Greer died Friday of injuries received in western Iraq, the Defense Department said Monday. The 21-year-old soldier died of a gunshot wound suffered when insurgents attacked his patrol unit in Haqlaniyah, Iraq.
He was part of an operation working to stop the infiltration of insurgents from Syria.
Sgt. Eric A. Fifer, 22, of Knoxville, Tenn., was wounded in the same attack and died at the Asad Air Base, military officials said.
Both soldiers were assigned to the Army’s 3rd Battalion, 504th Parachute Infantry Regiment, 82nd Airborne Division based at Fort Bragg, N.C.
Greer, who was born and raised in Monroe, had been in Iraq only about two weeks, according to his mother.
He had attended Monroe High School and earned his general educational diploma. He played paintball and had been the drummer in a heavy metal garage band.
After high school, he worked for a local greenhouse and often sold flowers at Eastern Market in Detroit, his mother told the Detroit Free Press for a Tuesday story.
Greer enlisted in September 2004 and was stationed in Afghanistan before going to Iraq, where he served as a sniper marksman and helicopter search and rescue specialist, she said.
“He said, ‘Mom, I want to fight terrorism,”’ Greer told The Monroe Evening News for a story carried on the newspaper’s Web site Monday. “I begged him not to go. I didn’t want him to go during war. But he wanted to go after 9-11.”
He had planned to attend college and pursue a career in computers.
Among the military awards Greer had received are the Purple Heart Medal, the Army Commendation Medal, the Global War on Terrorism Service Medal, the Global War on Terrorism Expeditionary Medal and the National Defense Service Medal.
Kelly Greer said the military is working to have her son’s longtime friend, Shawn Voggenreiter, 22, accompany his body home. Voggenreiter, also of Monroe, was due to return from service in Iraq in mid-December.

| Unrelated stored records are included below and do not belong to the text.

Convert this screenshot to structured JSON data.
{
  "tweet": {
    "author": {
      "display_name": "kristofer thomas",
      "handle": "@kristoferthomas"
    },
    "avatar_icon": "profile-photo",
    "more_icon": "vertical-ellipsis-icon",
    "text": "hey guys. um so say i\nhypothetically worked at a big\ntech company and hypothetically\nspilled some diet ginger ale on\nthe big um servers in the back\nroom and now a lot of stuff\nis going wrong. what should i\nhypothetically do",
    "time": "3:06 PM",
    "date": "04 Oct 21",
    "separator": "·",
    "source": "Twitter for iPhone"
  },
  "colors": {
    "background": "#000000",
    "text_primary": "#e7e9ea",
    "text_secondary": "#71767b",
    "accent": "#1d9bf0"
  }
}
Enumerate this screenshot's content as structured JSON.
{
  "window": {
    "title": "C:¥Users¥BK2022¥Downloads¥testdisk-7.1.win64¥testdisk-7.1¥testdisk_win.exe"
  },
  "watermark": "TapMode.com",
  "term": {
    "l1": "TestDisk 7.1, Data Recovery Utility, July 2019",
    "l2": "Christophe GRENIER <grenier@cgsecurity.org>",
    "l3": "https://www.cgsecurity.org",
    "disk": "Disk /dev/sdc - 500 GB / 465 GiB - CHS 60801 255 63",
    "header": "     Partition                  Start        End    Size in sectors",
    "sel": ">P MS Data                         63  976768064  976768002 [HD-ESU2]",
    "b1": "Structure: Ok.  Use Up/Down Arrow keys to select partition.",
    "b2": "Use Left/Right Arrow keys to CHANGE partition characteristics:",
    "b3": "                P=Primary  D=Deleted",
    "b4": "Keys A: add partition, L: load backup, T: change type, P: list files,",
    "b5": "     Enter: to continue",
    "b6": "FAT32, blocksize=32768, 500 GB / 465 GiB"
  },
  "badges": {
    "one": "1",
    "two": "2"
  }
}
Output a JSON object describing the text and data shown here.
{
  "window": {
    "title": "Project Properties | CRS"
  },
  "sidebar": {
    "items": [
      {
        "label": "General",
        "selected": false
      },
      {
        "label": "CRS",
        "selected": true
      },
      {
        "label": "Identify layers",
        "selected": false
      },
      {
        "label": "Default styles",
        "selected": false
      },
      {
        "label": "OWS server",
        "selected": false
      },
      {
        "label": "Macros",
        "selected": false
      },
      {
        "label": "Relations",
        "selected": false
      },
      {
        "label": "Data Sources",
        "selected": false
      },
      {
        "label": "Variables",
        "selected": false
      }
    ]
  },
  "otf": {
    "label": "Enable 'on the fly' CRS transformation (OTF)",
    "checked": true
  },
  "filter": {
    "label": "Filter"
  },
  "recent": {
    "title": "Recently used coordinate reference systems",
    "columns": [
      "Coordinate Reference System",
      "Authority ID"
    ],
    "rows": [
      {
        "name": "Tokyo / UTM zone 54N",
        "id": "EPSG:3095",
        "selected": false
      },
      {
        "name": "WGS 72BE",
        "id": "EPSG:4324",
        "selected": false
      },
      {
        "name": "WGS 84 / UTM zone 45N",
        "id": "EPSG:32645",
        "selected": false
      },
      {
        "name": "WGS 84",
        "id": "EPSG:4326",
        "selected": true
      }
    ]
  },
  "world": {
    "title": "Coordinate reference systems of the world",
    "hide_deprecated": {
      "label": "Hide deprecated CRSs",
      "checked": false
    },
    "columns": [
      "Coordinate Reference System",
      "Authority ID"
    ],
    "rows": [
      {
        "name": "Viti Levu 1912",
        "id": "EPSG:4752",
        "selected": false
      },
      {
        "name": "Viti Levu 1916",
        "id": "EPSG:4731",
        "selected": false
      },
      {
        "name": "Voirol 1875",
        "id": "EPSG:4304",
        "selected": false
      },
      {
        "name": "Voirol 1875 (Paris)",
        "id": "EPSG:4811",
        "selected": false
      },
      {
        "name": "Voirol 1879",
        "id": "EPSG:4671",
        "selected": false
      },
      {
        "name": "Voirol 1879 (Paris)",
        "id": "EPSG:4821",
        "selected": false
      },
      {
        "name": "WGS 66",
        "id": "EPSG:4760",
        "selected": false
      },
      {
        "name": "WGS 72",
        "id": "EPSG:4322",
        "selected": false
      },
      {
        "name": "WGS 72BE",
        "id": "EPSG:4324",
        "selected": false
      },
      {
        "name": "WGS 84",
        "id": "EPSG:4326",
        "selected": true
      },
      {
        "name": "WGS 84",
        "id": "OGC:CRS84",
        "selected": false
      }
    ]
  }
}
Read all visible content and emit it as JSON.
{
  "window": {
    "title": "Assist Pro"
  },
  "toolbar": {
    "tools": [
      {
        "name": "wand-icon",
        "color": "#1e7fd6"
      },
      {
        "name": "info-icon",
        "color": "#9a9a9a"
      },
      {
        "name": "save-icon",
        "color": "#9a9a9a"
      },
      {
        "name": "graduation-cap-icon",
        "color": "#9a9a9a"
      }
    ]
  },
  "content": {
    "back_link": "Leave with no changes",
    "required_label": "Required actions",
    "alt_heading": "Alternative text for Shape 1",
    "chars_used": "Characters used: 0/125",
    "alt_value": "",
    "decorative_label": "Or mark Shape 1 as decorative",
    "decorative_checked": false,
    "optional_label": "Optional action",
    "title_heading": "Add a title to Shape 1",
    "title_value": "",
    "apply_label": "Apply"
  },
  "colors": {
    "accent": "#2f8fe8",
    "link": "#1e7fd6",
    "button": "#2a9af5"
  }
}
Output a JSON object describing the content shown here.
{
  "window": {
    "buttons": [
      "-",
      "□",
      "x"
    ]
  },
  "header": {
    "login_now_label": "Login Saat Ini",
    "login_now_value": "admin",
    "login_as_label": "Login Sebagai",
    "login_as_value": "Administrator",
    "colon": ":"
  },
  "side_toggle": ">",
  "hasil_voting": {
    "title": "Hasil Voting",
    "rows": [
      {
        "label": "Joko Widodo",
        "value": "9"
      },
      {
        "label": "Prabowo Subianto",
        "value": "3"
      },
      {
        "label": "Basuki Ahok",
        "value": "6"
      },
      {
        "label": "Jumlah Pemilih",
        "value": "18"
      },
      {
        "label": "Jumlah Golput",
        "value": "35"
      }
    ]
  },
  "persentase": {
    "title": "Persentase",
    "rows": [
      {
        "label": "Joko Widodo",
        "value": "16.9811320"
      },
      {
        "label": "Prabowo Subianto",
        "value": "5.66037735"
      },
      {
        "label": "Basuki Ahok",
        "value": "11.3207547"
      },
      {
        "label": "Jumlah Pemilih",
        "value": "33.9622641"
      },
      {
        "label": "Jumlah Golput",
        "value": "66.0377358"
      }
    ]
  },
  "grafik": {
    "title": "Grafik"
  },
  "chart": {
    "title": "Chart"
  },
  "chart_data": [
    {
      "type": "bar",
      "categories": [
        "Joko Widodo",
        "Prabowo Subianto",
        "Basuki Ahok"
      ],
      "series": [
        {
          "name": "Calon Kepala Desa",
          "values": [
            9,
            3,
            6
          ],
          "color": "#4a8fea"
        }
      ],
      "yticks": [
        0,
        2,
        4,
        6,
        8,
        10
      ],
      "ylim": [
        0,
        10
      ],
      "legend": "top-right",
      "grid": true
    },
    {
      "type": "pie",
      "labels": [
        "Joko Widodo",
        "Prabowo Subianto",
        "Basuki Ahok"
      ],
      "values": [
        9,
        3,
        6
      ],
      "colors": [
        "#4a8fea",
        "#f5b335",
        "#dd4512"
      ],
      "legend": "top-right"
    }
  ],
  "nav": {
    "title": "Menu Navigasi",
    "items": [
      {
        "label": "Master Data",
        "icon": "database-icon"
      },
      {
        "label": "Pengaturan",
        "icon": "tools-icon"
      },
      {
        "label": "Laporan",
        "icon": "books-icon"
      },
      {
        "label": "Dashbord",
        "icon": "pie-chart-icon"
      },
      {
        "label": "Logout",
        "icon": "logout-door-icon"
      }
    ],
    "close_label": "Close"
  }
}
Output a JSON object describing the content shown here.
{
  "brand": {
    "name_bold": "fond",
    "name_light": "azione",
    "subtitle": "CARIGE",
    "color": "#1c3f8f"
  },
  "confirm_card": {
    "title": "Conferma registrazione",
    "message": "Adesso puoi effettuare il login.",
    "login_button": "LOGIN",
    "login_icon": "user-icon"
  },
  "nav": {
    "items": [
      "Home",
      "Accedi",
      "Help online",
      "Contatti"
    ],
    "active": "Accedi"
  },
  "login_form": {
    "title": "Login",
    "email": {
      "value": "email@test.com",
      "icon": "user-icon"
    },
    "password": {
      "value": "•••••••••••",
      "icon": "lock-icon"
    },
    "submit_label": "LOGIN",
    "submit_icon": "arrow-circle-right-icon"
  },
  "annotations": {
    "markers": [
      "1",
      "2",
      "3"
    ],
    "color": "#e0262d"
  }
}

In addition to his mother, Greer is survived by his father, Gary Levering of Pennsylvania, his stepfather, a brother and a sister.